  1. Clifford Gadye

    Brilliant article! I continue to enjoy your writings! Brovo.

  2. Scott Gilmour

    WOW! Two blue moons in one day. (3 in a weekend!)

    I arrived here in one of those google inspired, “yeah, that might be kinda like what I’m looking for,” “shotgun searches.” It wasn’t what I was looking for. It was better.

    I’m an ICT and Physics person, studying to be a Secondary Teacher. I was just about to close the tab in my browser when your “pretty scientific pictures” and mention of IFLS, made me look again.

    Either, you didn’t lose me, or I’m so out of my depth that I can’t tell the difference. Further, your excitement came through loud and clear.
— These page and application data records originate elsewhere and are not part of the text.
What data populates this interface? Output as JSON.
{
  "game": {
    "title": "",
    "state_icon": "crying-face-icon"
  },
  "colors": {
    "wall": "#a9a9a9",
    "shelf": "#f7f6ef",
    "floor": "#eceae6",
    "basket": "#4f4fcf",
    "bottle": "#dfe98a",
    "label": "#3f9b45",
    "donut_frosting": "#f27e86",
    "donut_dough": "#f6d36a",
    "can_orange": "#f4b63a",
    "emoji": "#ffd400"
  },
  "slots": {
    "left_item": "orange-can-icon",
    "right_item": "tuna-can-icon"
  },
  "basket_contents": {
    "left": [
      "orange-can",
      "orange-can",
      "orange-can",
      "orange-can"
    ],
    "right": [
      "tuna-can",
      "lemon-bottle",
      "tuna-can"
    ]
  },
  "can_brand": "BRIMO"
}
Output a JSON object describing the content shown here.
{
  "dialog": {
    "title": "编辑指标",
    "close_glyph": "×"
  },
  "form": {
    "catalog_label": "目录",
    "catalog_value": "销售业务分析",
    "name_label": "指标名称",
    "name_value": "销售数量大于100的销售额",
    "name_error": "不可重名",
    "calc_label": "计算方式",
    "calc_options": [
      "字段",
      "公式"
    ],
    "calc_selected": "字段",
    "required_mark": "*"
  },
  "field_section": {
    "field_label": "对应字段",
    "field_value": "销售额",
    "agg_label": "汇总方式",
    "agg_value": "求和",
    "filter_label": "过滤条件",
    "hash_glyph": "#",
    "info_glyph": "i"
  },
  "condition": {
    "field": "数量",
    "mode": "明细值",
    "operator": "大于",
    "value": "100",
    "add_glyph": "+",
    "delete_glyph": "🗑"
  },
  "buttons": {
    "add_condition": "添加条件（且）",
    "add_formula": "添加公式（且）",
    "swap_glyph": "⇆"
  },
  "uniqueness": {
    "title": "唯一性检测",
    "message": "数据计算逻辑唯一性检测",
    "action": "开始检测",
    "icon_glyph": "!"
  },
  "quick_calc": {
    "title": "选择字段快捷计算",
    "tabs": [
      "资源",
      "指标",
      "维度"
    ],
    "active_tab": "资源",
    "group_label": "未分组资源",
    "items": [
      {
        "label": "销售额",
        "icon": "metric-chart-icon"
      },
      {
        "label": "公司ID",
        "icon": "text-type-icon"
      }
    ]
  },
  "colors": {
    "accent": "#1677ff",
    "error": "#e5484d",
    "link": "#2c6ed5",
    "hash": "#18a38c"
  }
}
    I would say that when I started reading, I was in a comparable mood to the one you described at the end of the 2nd paragraph. For roughly similar reasons. By the end of the article, I was doing mental fist pumps. (Blue Moon 1)

    Then I noticed your article on “The Second Brain.”

    I have a vested interest in mental disorders. Obviously, I’m choosing to become a Secondary School Teacher. That and episodic major depression.

    Who would have thought that something so apparently “inert” as cafeteria food, could have such a profound affect? (Blue Moon 2)

    And finally, as I was composing this reply, I remembered that while I was shopping yesterday. I noticed in toys isle at the supermarket, a “Hot Wheels” model of the “Curiosity” Mars Rover.

    Real Science in amongst the racing cars, fire trucks and tanks. I just remember thinking, that has GOT to be a good sign. I scoured the racks and found a second one. Of course I bought both. (Blue Moon 3)